I experienced a performance related issue recently where errors were being posted to the Windows application event log when BizTalk server was processing a high volume of documents.

In this particular environment the BizTalkMgmtDB was hosted on a server different to that of the BizTalk server instance.

To resolve this issue, turn off this new functionality by adding the SynAttackProtect entry to the following registry key on the computer that is running Microsoft SQL Server that houses your BizTalk Server databases.
Set the SynAttackProtect entry to a DWORD value of 00000000. To do this, follow these steps:

1. Click Start, click Run, type regedit, and then click OK.
2. Locate and then click the following registry key:
3. On the Edit menu, point to New, and then click DWORD Value.
4. Type SynAttackProtect, and then press ENTER.
5. On the Edit menu, click Modify.
6. In the Value data box, type 00000000. Click OK.
7. Quit Registry Editor.

Note: To complete this registry change, you must restart the computer that is running SQL Server.

More detailed information can be found by following the link:

Creating an XSLT data envelope using XML CDATA sections

February 10, 2010

Just noting this technique down for future reference.

Creating an envelope document using an XML CDATA section:
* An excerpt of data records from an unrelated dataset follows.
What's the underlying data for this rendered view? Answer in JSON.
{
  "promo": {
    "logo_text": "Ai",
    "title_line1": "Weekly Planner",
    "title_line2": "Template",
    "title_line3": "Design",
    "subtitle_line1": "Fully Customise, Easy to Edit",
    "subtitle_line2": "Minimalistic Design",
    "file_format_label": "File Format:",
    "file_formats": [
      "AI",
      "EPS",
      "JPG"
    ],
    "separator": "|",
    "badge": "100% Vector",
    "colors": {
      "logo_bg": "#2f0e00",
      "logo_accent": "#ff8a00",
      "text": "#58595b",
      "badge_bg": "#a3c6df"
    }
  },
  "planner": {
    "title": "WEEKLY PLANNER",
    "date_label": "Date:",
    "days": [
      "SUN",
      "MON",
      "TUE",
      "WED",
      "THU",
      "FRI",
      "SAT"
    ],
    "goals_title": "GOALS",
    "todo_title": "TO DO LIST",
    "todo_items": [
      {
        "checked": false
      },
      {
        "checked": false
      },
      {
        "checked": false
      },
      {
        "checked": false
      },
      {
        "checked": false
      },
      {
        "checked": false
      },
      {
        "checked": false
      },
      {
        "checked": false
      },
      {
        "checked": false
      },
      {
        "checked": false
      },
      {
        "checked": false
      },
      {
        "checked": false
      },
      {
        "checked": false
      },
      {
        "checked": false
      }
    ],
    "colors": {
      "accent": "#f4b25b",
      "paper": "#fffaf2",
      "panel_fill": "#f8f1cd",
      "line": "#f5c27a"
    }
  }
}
<xsl:stylesheet xmlns:xsl="" xmlns:msxsl="urn:schemas-microsoft-com:xslt" xmlns:var="" exclude-result-prefixes="msxsl var userCSharp" version="1.0"  xmlns:ns0=""  xmlns:userCSharp="">
  <xsl:output omit-xml-declaration="yes" method="xml" version="1.0" />
  <xsl:template match="/">
      <xsl:attribute name="DocType">
<xsl:element name="ns0:Payload">
		<xsl:text disable-output-escaping="yes">&lt;![CDATA[</xsl:text> 
			 <xsl:copy-of select="./@* | ./*"/> 
		<xsl:text disable-output-escaping="yes">]]&gt;</xsl:text> 

Extractng a message from an XML envelope CDATA section:

<?xml version="1.0" encoding="UTF-16"?>
<xsl:stylesheet xmlns:xsl="" xmlns:msxsl="urn:schemas-microsoft-com:xslt" xmlns:var="" exclude-result-prefixes="msxsl var userCSharp" version="1.0" xmlns:ns0="" xmlns:userCSharp="">
  <xsl:output omit-xml-declaration="yes" method="xml" version="1.0" />
  <xsl:template match="/">
			<xsl:value-of select="//*[local-name()='Payload']" disable-output-escaping="yes"/>